■ PROBLEM STATEMENT ■
Tell how many lines in the records contain the word "JSON"; the number alone is the answer.

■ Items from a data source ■
= = = =

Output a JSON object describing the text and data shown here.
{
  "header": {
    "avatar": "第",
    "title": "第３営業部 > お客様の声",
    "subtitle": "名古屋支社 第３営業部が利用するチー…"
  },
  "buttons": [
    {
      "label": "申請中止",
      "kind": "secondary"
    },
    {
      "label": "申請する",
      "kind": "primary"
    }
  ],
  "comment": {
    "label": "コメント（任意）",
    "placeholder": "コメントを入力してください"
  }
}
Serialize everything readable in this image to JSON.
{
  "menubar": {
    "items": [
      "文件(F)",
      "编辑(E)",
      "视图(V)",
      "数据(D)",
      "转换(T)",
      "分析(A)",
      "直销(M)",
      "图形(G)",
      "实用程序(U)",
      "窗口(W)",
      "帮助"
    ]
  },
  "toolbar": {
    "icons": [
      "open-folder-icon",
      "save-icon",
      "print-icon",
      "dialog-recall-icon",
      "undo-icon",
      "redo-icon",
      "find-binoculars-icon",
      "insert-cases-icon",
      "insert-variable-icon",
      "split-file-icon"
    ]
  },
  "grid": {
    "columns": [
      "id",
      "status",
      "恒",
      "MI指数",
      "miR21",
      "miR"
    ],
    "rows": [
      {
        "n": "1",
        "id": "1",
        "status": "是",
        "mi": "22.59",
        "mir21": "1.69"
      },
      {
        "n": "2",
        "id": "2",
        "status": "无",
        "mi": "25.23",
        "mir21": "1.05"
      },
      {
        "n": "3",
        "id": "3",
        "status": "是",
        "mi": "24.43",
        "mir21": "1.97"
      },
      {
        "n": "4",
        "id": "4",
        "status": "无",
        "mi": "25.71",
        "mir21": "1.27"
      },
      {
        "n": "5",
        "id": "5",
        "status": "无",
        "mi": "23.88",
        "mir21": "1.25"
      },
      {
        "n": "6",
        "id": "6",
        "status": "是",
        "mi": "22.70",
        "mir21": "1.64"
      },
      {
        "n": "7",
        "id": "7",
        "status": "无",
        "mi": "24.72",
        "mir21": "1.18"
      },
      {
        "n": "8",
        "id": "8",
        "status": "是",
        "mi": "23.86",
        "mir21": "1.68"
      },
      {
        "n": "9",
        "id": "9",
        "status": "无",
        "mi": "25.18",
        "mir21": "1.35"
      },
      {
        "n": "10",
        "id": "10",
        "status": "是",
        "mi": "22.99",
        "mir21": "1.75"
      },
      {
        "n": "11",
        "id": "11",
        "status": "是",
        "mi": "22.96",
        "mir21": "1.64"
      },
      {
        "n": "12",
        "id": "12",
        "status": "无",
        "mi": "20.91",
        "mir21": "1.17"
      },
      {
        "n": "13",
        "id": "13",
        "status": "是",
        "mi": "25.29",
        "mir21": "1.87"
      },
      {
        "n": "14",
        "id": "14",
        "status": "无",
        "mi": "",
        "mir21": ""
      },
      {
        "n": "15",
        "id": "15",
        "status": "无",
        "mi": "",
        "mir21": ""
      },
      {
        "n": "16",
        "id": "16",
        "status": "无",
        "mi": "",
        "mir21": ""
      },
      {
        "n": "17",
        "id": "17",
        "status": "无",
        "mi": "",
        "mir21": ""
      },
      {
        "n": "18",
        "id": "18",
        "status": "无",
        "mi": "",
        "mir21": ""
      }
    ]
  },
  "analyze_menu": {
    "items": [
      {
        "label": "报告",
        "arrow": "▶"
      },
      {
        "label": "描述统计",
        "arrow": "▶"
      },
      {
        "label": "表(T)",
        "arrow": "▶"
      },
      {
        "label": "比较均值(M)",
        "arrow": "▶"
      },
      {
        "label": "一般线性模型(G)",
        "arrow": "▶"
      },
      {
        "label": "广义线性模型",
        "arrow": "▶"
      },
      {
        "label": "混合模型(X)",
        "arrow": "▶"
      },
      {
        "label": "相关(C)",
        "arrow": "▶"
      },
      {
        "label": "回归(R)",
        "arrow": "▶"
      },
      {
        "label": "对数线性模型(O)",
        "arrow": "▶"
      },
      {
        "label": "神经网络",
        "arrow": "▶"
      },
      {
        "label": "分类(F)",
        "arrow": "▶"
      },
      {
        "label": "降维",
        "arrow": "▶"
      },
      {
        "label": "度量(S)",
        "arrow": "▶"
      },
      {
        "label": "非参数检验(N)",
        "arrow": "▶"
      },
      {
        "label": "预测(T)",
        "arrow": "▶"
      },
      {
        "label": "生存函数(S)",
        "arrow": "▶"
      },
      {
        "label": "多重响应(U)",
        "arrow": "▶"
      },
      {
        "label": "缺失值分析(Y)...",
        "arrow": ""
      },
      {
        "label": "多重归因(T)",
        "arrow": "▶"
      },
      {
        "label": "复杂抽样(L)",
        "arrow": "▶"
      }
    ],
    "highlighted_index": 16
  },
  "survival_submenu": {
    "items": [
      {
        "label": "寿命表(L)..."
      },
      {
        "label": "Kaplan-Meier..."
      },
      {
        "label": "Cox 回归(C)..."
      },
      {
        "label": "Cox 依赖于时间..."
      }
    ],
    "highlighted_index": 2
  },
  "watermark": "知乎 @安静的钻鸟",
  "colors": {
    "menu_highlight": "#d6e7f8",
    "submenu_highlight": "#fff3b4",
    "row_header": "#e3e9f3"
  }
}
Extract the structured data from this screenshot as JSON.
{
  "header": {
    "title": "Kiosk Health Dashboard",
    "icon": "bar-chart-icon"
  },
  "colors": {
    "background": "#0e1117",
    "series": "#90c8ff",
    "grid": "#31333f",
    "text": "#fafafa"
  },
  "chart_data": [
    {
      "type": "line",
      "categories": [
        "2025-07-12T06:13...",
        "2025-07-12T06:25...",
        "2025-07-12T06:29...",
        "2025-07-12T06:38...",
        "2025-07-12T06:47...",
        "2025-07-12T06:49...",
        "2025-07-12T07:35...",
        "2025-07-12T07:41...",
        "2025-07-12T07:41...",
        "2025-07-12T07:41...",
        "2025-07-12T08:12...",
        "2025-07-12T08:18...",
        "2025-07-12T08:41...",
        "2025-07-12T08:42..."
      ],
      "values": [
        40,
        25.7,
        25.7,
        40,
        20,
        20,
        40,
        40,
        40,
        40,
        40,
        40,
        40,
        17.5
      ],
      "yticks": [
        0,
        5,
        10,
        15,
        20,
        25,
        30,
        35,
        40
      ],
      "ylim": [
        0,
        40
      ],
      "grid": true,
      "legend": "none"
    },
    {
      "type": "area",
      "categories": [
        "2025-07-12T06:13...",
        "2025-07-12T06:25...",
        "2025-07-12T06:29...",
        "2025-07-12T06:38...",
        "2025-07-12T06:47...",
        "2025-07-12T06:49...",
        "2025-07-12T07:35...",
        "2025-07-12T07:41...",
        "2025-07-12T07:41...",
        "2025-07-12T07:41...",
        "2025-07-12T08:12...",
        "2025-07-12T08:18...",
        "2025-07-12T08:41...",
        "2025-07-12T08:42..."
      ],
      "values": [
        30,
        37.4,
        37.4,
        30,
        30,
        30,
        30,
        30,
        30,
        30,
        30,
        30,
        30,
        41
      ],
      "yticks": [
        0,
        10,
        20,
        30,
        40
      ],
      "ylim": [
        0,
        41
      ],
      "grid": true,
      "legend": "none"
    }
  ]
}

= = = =

■ SOLUTION ■
3